• Task directions: Below are some records; reproduce them exactly.

»»

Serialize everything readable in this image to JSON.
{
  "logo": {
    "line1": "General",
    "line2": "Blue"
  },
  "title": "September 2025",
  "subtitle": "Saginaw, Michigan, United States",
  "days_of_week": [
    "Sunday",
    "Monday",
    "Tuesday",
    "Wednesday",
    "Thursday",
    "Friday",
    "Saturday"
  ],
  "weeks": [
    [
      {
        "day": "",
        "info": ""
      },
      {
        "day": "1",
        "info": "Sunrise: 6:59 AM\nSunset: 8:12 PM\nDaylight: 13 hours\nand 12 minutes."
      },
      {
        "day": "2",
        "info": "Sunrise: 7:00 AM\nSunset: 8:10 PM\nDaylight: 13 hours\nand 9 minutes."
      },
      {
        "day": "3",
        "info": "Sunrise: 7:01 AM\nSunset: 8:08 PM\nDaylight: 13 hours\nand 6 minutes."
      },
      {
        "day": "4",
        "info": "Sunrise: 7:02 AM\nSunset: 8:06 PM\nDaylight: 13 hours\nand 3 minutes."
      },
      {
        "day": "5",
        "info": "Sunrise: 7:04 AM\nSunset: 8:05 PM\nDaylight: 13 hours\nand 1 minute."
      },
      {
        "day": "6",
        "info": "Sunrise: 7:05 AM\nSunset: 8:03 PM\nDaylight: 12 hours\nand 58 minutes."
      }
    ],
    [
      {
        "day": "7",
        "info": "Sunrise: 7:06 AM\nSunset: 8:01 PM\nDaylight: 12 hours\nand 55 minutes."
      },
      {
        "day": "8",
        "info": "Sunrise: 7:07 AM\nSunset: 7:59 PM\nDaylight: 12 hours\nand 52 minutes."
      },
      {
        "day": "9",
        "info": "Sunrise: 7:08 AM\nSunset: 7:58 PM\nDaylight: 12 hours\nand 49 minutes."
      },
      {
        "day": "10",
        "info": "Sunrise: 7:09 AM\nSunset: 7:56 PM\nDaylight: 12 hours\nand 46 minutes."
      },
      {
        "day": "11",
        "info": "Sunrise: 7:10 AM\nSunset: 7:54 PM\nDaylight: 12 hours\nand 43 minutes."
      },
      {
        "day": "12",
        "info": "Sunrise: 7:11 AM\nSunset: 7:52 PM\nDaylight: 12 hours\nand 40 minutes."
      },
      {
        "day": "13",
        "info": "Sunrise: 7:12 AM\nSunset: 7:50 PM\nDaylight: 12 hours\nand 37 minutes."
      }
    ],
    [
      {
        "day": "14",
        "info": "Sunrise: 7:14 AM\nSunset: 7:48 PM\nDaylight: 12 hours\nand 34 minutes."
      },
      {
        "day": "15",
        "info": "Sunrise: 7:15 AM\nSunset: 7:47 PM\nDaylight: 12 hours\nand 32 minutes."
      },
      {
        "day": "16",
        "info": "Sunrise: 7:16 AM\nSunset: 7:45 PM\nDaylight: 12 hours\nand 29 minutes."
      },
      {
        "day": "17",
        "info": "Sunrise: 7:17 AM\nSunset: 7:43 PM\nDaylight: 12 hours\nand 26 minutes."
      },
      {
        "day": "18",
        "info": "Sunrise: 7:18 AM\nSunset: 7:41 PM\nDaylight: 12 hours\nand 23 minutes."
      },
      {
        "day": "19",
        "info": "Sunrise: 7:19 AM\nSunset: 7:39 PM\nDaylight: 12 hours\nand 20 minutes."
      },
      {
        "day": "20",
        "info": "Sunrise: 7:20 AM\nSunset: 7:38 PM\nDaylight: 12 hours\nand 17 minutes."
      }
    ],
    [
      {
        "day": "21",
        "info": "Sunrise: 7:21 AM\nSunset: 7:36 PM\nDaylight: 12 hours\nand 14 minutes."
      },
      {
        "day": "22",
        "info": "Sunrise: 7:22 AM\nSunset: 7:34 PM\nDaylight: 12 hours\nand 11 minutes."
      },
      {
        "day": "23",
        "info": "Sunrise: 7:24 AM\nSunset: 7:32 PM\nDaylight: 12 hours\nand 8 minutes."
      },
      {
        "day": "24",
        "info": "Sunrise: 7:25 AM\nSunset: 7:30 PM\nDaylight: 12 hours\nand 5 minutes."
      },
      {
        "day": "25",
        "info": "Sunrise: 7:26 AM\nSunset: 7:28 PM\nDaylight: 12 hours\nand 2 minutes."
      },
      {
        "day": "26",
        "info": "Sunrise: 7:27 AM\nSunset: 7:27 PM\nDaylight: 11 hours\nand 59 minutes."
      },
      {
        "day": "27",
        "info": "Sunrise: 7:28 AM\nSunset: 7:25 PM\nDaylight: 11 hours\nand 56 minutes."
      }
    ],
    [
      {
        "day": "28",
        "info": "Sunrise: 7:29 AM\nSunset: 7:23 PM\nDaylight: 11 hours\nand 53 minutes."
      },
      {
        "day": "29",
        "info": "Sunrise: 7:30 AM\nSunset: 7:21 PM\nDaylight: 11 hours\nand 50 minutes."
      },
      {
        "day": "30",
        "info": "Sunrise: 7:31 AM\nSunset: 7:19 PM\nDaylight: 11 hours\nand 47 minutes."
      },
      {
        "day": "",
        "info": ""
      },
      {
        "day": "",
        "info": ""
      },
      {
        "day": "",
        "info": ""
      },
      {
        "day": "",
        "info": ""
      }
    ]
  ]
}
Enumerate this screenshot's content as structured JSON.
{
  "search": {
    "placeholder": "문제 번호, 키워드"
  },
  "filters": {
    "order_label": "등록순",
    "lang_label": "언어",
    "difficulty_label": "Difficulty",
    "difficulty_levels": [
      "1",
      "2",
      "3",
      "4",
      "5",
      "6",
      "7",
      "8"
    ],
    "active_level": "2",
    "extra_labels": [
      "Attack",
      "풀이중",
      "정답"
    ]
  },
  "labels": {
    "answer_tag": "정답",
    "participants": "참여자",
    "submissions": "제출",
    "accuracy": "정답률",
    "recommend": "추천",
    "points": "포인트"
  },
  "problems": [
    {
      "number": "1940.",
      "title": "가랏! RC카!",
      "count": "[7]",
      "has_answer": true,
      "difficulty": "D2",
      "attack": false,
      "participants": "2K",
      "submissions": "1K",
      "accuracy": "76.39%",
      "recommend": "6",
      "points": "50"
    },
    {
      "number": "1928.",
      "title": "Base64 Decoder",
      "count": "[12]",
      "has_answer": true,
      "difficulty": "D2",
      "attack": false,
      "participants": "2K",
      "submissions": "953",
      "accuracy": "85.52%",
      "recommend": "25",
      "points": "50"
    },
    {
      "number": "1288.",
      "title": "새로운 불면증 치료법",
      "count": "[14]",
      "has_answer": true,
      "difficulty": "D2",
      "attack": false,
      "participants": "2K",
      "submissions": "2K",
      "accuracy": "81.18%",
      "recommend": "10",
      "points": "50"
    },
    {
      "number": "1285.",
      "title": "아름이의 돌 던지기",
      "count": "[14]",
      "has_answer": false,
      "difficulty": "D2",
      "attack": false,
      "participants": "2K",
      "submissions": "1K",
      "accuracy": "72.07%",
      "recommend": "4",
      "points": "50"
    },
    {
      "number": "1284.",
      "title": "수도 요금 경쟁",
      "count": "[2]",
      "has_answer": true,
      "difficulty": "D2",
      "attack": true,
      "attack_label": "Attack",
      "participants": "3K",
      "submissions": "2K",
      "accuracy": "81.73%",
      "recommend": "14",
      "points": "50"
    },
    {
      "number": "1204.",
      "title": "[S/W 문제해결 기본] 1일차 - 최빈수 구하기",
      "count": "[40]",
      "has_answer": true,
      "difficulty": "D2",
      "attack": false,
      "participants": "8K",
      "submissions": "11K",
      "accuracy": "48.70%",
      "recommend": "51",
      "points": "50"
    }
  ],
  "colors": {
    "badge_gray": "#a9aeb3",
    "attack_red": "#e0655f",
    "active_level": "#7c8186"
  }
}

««

• Exercise response:
Serialize everything readable in this image to JSON.
{
  "logo": {
    "line1": "General",
    "line2": "Blue"
  },
  "title": "September 2025",
  "subtitle": "Saginaw, Michigan, United States",
  "days_of_week": [
    "Sunday",
    "Monday",
    "Tuesday",
    "Wednesday",
    "Thursday",
    "Friday",
    "Saturday"
  ],
  "weeks": [
    [
      {
        "day": "",
        "info": ""
      },
      {
        "day": "1",
        "info": "Sunrise: 6:59 AM\nSunset: 8:12 PM\nDaylight: 13 hours\nand 12 minutes."
      },
      {
        "day": "2",
        "info": "Sunrise: 7:00 AM\nSunset: 8:10 PM\nDaylight: 13 hours\nand 9 minutes."
      },
      {
        "day": "3",
        "info": "Sunrise: 7:01 AM\nSunset: 8:08 PM\nDaylight: 13 hours\nand 6 minutes."
      },
      {
        "day": "4",
        "info": "Sunrise: 7:02 AM\nSunset: 8:06 PM\nDaylight: 13 hours\nand 3 minutes."
      },
      {
        "day": "5",
        "info": "Sunrise: 7:04 AM\nSunset: 8:05 PM\nDaylight: 13 hours\nand 1 minute."
      },
      {
        "day": "6",
        "info": "Sunrise: 7:05 AM\nSunset: 8:03 PM\nDaylight: 12 hours\nand 58 minutes."
      }
    ],
    [
      {
        "day": "7",
        "info": "Sunrise: 7:06 AM\nSunset: 8:01 PM\nDaylight: 12 hours\nand 55 minutes."
      },
      {
        "day": "8",
        "info": "Sunrise: 7:07 AM\nSunset: 7:59 PM\nDaylight: 12 hours\nand 52 minutes."
      },
      {
        "day": "9",
        "info": "Sunrise: 7:08 AM\nSunset: 7:58 PM\nDaylight: 12 hours\nand 49 minutes."
      },
      {
        "day": "10",
        "info": "Sunrise: 7:09 AM\nSunset: 7:56 PM\nDaylight: 12 hours\nand 46 minutes."
      },
      {
        "day": "11",
        "info": "Sunrise: 7:10 AM\nSunset: 7:54 PM\nDaylight: 12 hours\nand 43 minutes."
      },
      {
        "day": "12",
        "info": "Sunrise: 7:11 AM\nSunset: 7:52 PM\nDaylight: 12 hours\nand 40 minutes."
      },
      {
        "day": "13",
        "info": "Sunrise: 7:12 AM\nSunset: 7:50 PM\nDaylight: 12 hours\nand 37 minutes."
      }
    ],
    [
      {
        "day": "14",
        "info": "Sunrise: 7:14 AM\nSunset: 7:48 PM\nDaylight: 12 hours\nand 34 minutes."
      },
      {
        "day": "15",
        "info": "Sunrise: 7:15 AM\nSunset: 7:47 PM\nDaylight: 12 hours\nand 32 minutes."
      },
      {
        "day": "16",
        "info": "Sunrise: 7:16 AM\nSunset: 7:45 PM\nDaylight: 12 hours\nand 29 minutes."
      },
      {
        "day": "17",
        "info": "Sunrise: 7:17 AM\nSunset: 7:43 PM\nDaylight: 12 hours\nand 26 minutes."
      },
      {
        "day": "18",
        "info": "Sunrise: 7:18 AM\nSunset: 7:41 PM\nDaylight: 12 hours\nand 23 minutes."
      },
      {
        "day": "19",
        "info": "Sunrise: 7:19 AM\nSunset: 7:39 PM\nDaylight: 12 hours\nand 20 minutes."
      },
      {
        "day": "20",
        "info": "Sunrise: 7:20 AM\nSunset: 7:38 PM\nDaylight: 12 hours\nand 17 minutes."
      }
    ],
    [
      {
        "day": "21",
        "info": "Sunrise: 7:21 AM\nSunset: 7:36 PM\nDaylight: 12 hours\nand 14 minutes."
      },
      {
        "day": "22",
        "info": "Sunrise: 7:22 AM\nSunset: 7:34 PM\nDaylight: 12 hours\nand 11 minutes."
      },
      {
        "day": "23",
        "info": "Sunrise: 7:24 AM\nSunset: 7:32 PM\nDaylight: 12 hours\nand 8 minutes."
      },
      {
        "day": "24",
        "info": "Sunrise: 7:25 AM\nSunset: 7:30 PM\nDaylight: 12 hours\nand 5 minutes."
      },
      {
        "day": "25",
        "info": "Sunrise: 7:26 AM\nSunset: 7:28 PM\nDaylight: 12 hours\nand 2 minutes."
      },
      {
        "day": "26",
        "info": "Sunrise: 7:27 AM\nSunset: 7:27 PM\nDaylight: 11 hours\nand 59 minutes."
      },
      {
        "day": "27",
        "info": "Sunrise: 7:28 AM\nSunset: 7:25 PM\nDaylight: 11 hours\nand 56 minutes."
      }
    ],
    [
      {
        "day": "28",
        "info": "Sunrise: 7:29 AM\nSunset: 7:23 PM\nDaylight: 11 hours\nand 53 minutes."
      },
      {
        "day": "29",
        "info": "Sunrise: 7:30 AM\nSunset: 7:21 PM\nDaylight: 11 hours\nand 50 minutes."
      },
      {
        "day": "30",
        "info": "Sunrise: 7:31 AM\nSunset: 7:19 PM\nDaylight: 11 hours\nand 47 minutes."
      },
      {
        "day": "",
        "info": ""
      },
      {
        "day": "",
        "info": ""
      },
      {
        "day": "",
        "info": ""
      },
      {
        "day": "",
        "info": ""
      }
    ]
  ]
}
Enumerate this screenshot's content as structured JSON.
{
  "search": {
    "placeholder": "문제 번호, 키워드"
  },
  "filters": {
    "order_label": "등록순",
    "lang_label": "언어",
    "difficulty_label": "Difficulty",
    "difficulty_levels": [
      "1",
      "2",
      "3",
      "4",
      "5",
      "6",
      "7",
      "8"
    ],
    "active_level": "2",
    "extra_labels": [
      "Attack",
      "풀이중",
      "정답"
    ]
  },
  "labels": {
    "answer_tag": "정답",
    "participants": "참여자",
    "submissions": "제출",
    "accuracy": "정답률",
    "recommend": "추천",
    "points": "포인트"
  },
  "problems": [
    {
      "number": "1940.",
      "title": "가랏! RC카!",
      "count": "[7]",
      "has_answer": true,
      "difficulty": "D2",
      "attack": false,
      "participants": "2K",
      "submissions": "1K",
      "accuracy": "76.39%",
      "recommend": "6",
      "points": "50"
    },
    {
      "number": "1928.",
      "title": "Base64 Decoder",
      "count": "[12]",
      "has_answer": true,
      "difficulty": "D2",
      "attack": false,
      "participants": "2K",
      "submissions": "953",
      "accuracy": "85.52%",
      "recommend": "25",
      "points": "50"
    },
    {
      "number": "1288.",
      "title": "새로운 불면증 치료법",
      "count": "[14]",
      "has_answer": true,
      "difficulty": "D2",
      "attack": false,
      "participants": "2K",
      "submissions": "2K",
      "accuracy": "81.18%",
      "recommend": "10",
      "points": "50"
    },
    {
      "number": "1285.",
      "title": "아름이의 돌 던지기",
      "count": "[14]",
      "has_answer": false,
      "difficulty": "D2",
      "attack": false,
      "participants": "2K",
      "submissions": "1K",
      "accuracy": "72.07%",
      "recommend": "4",
      "points": "50"
    },
    {
      "number": "1284.",
      "title": "수도 요금 경쟁",
      "count": "[2]",
      "has_answer": true,
      "difficulty": "D2",
      "attack": true,
      "attack_label": "Attack",
      "participants": "3K",
      "submissions": "2K",
      "accuracy": "81.73%",
      "recommend": "14",
      "points": "50"
    },
    {
      "number": "1204.",
      "title": "[S/W 문제해결 기본] 1일차 - 최빈수 구하기",
      "count": "[40]",
      "has_answer": true,
      "difficulty": "D2",
      "attack": false,
      "participants": "8K",
      "submissions": "11K",
      "accuracy": "48.70%",
      "recommend": "51",
      "points": "50"
    }
  ],
  "colors": {
    "badge_gray": "#a9aeb3",
    "attack_red": "#e0655f",
    "active_level": "#7c8186"
  }
}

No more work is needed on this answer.